» The task
Below are records; please give the number of their lines that contain the string "copy", and only that number.

Page and application data records
··········
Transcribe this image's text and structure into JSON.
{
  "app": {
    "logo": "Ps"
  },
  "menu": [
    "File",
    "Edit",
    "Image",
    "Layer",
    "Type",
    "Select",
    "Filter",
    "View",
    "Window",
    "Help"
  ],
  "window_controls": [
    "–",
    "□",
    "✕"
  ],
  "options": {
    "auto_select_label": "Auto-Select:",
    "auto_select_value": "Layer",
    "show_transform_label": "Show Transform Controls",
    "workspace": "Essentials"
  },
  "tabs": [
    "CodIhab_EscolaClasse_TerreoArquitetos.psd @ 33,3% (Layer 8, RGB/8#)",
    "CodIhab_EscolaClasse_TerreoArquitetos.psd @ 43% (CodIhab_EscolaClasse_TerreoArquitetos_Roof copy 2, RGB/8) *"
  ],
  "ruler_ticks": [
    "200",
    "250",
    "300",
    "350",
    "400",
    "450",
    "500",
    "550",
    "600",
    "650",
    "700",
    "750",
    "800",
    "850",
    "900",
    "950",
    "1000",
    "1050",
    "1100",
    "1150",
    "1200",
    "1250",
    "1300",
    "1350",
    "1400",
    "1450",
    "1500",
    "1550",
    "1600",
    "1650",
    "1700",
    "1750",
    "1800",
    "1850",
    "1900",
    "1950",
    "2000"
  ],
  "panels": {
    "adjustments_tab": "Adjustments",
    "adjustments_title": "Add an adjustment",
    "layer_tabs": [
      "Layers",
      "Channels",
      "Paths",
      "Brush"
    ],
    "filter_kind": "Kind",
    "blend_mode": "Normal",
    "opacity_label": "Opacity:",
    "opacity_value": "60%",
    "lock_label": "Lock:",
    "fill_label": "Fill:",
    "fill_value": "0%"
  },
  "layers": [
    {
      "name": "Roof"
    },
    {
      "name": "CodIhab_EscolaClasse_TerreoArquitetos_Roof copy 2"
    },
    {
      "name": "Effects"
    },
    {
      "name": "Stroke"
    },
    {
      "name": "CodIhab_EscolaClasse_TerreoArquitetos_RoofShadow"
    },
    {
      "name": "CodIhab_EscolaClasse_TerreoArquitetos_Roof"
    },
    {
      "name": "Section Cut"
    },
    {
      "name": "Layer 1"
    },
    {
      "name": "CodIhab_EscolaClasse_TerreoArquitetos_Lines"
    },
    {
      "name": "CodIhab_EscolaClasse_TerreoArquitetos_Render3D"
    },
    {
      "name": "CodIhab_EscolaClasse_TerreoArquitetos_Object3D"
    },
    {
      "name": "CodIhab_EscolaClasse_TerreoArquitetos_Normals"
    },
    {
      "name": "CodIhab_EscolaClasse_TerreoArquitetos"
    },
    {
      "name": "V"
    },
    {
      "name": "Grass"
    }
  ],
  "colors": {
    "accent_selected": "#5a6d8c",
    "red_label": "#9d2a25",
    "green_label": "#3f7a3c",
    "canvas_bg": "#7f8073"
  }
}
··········
» Task result
2